Resistant Hypertension: The High Blood Pressure that is so Hard to Treat
What happens when you hit a high blood pressure plateau?You’ve made lifestyle changes. You’re taking a diuretic and at least two other blood pressure medicines. But your blood pressure still isn’t budging. This is called resistant hypertension. Simply put, it means that your high blood pressure (HBP or hypertension) is hard to treat and may also have an underlying (secondary) cause.
Possible causes of resistant hypertensionResistant hypertension may have one or more other underlying medical conditions. In addition to treating resistant hypertension with medications, doctors typically investigate secondary causes (contributing factors), such as:
- Abnormalities in the hormones that control blood pressure.
- The accumulation of artery-clogging plaque in blood vessels that nourish the kidneys, a condition called renal artery stenosis.
- Sleep problems, such as the breath-holding type of snoring known as obstructive sleep apnea.
- Obesity or heavy intake of alcohol or other substances that can interfere with blood pressure.
Monitoring and treatment of resistant hypertensionReining in blood pressure levels begins with the basics, such as understanding your pressure patterns. Sometimes that means wearing a pager-sized automatic blood pressure recorder for 24 hours or checking pressure with an at-home monitor several times a day.
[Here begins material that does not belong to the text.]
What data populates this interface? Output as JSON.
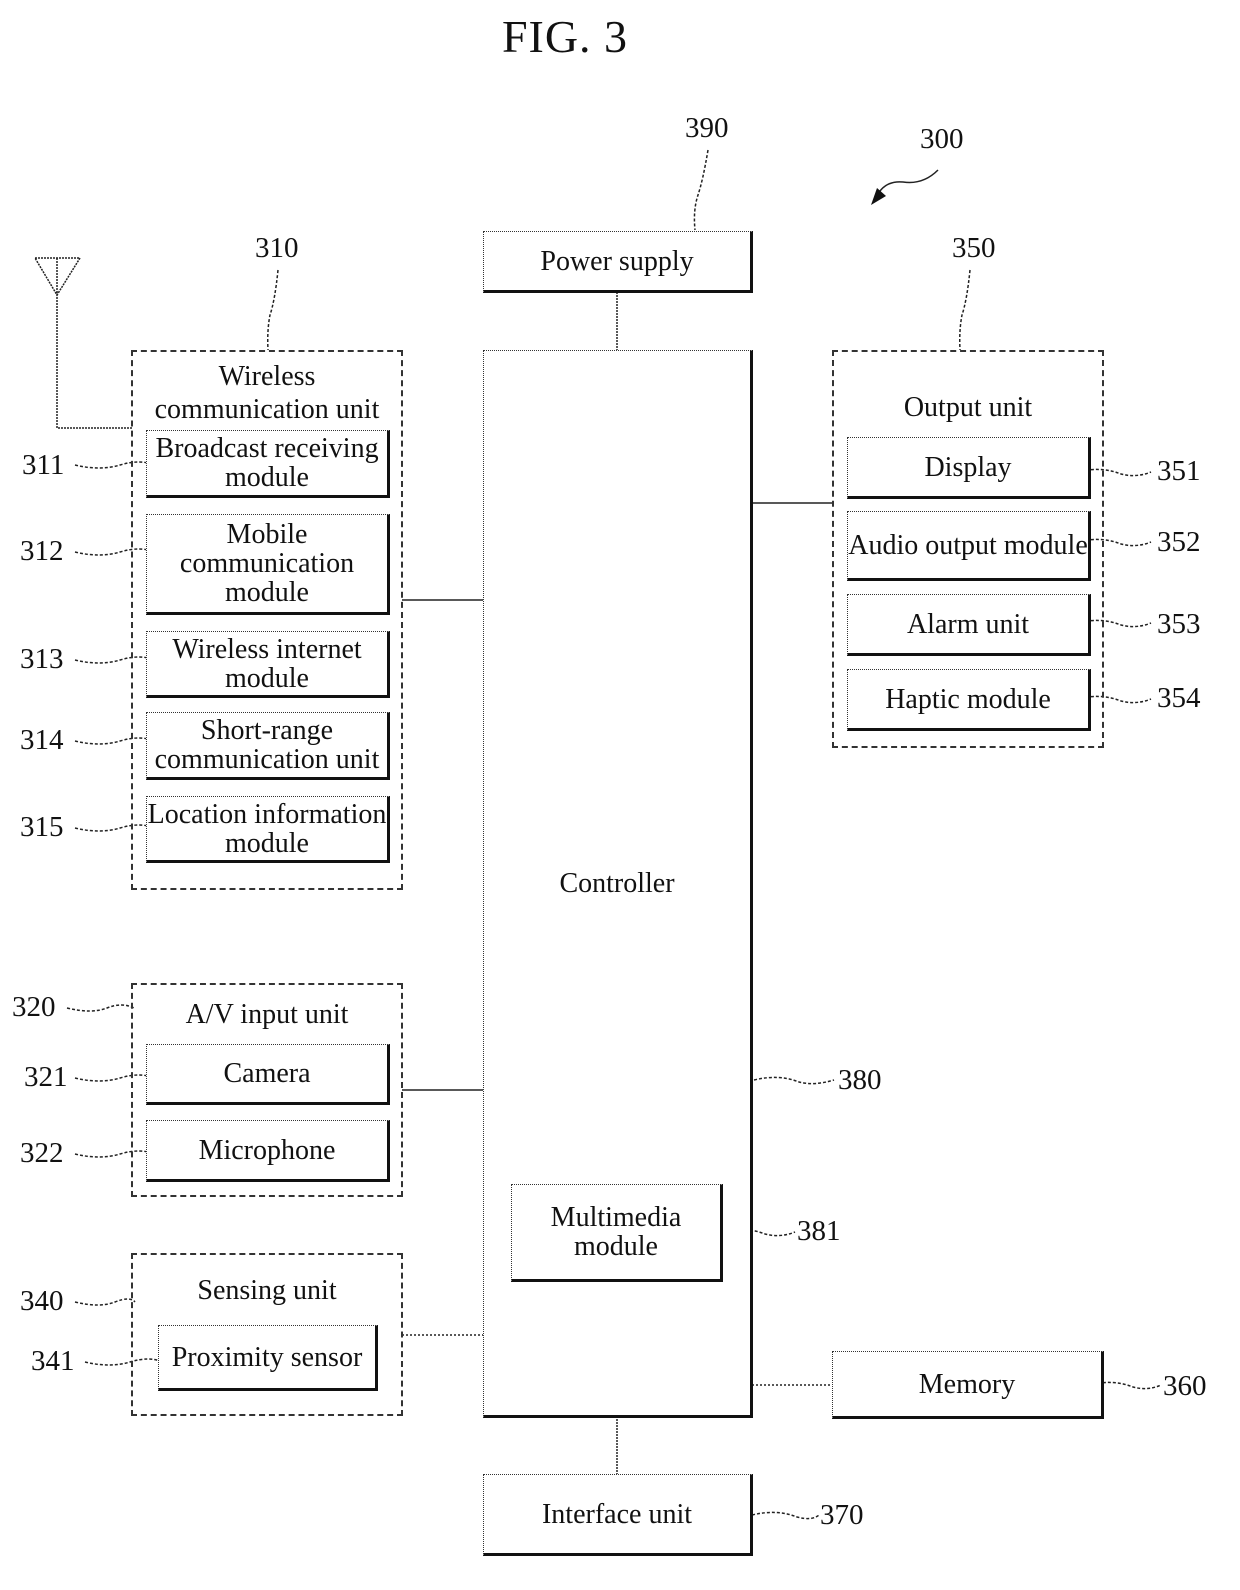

Treatment also usually involves a change or addition of medications and investigation of secondary causes – along with key lifestyle changes, including:
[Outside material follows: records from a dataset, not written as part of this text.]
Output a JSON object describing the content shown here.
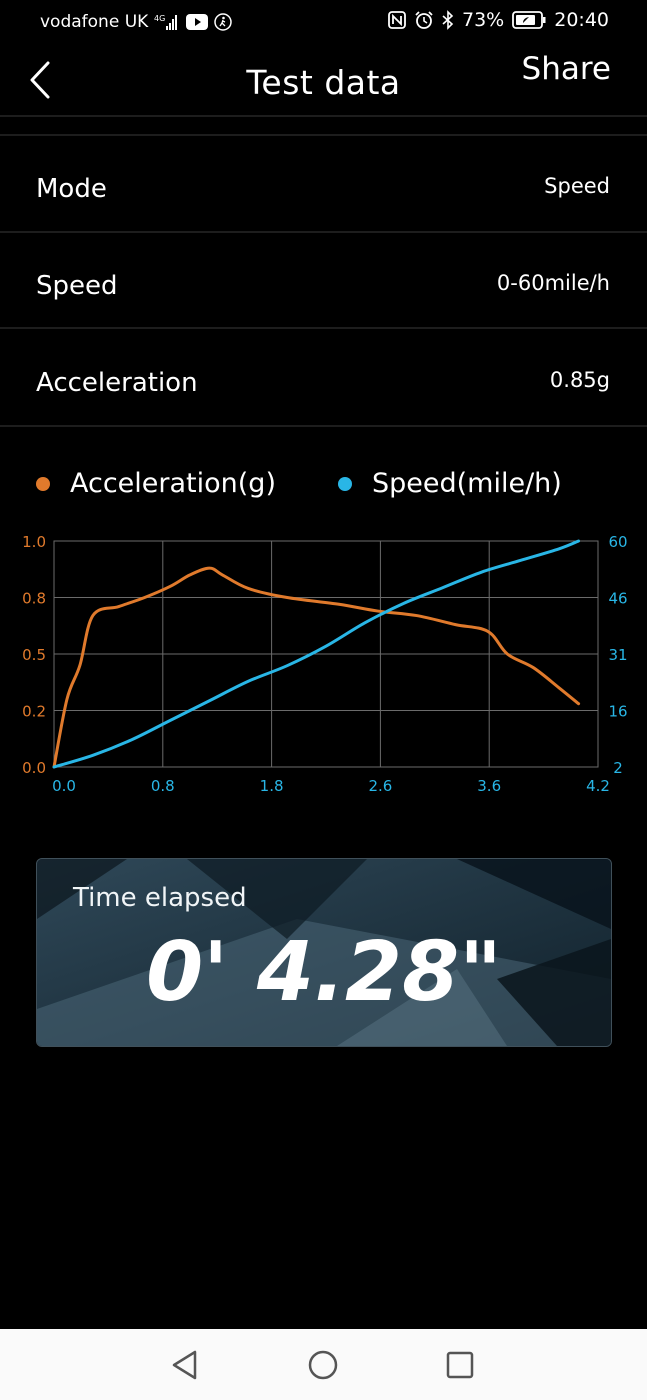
{
  "status_bar": {
    "carrier": "vodafone UK",
    "network": "4G",
    "battery": "73%",
    "time": "20:40"
  },
  "header": {
    "title": "Test data",
    "share_label": "Share"
  },
  "rows": [
    {
      "label": "Mode",
      "value": "Speed"
    },
    {
      "label": "Speed",
      "value": "0-60mile/h"
    },
    {
      "label": "Acceleration",
      "value": "0.85g"
    }
  ],
  "legend": {
    "acceleration": "Acceleration(g)",
    "speed": "Speed(mile/h)"
  },
  "colors": {
    "acceleration": "#e07a2c",
    "speed": "#29b6e6",
    "grid": "#6b6b6b"
  },
  "chart_data": {
    "type": "line",
    "x_ticks": [
      "0.0",
      "0.8",
      "1.8",
      "2.6",
      "3.6",
      "4.2"
    ],
    "y_left_ticks": [
      "0.0",
      "0.2",
      "0.5",
      "0.8",
      "1.0"
    ],
    "y_right_ticks": [
      "2",
      "16",
      "31",
      "46",
      "60"
    ],
    "xlim": [
      0,
      4.2
    ],
    "y_left_lim": [
      0,
      1.0
    ],
    "y_right_lim": [
      2,
      60
    ],
    "grid": true,
    "series": [
      {
        "name": "Acceleration(g)",
        "axis": "left",
        "x": [
          0.0,
          0.1,
          0.2,
          0.3,
          0.5,
          0.7,
          0.9,
          1.05,
          1.2,
          1.3,
          1.5,
          1.8,
          2.2,
          2.5,
          2.8,
          3.1,
          3.35,
          3.5,
          3.7,
          3.9,
          4.05
        ],
        "y": [
          0.0,
          0.3,
          0.45,
          0.67,
          0.71,
          0.75,
          0.8,
          0.85,
          0.88,
          0.85,
          0.79,
          0.75,
          0.72,
          0.69,
          0.67,
          0.63,
          0.6,
          0.5,
          0.44,
          0.35,
          0.28
        ]
      },
      {
        "name": "Speed(mile/h)",
        "axis": "right",
        "x": [
          0.0,
          0.3,
          0.6,
          0.9,
          1.2,
          1.5,
          1.8,
          2.1,
          2.4,
          2.7,
          3.0,
          3.3,
          3.6,
          3.9,
          4.05
        ],
        "y": [
          2,
          5,
          9,
          14,
          19,
          24,
          28,
          33,
          39,
          44,
          48,
          52,
          55,
          58,
          60
        ]
      }
    ]
  },
  "timer": {
    "label": "Time elapsed",
    "value": "0' 4.28\""
  }
}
- Eating a well-balanced, low-salt diet
- Limiting alcohol
- Enjoying regular physical activity
- Maintaining a healthy weight
- Managing stress
- Taking your medications properly. People with resistant hypertension should take the right medications, in the right doses, at the right time. DO NOT take medications or supplements that can boost blood pressure, such as diet pills and stimulants, cyclosporine, natural licorice, ephedra and painkillers and non-steroidal anti-inflammatory agents (NSAIDs), such as ibuprofen and celecoxib.
Possible causes of resistant hypertension The accumulation of artery-clogging plaque in blood vessels that nourish the kidneys, a condition called renal artery stenosis. Sleep problems, such as the breath-holding type of snoring known as obstructive sleep apnea.
The most common classes of blood pressure medicines are diuretics, calcium channel blockers, and ACE inhibitors/angiotensin receptor blockers (ARBs). Studies have shown that use of the diuretic chlorthalidone is very effective in treating hypertension.
Resistant hypertension is high blood pressure that does not respond well to aggressive medical treatment. Hypertension is considered resistant when all of the following are true: Someone is taking three* different blood pressure medications at their maximally tolerated doses.
As older age and obesity are 2 of the strongest risk factors for uncontrolled hypertension, the incidence of resistant hypertension will likely increase as the population becomes more elderly and heavier.
Resistant hypertension is a major cause of stroke and can be overcome. Measures that can markedly improve blood pressure control include sodium restriction in combination with a diet similar to the Cretan Mediterranean diet, and physiologically individualized therapy based on renin or aldosterone phenotyping.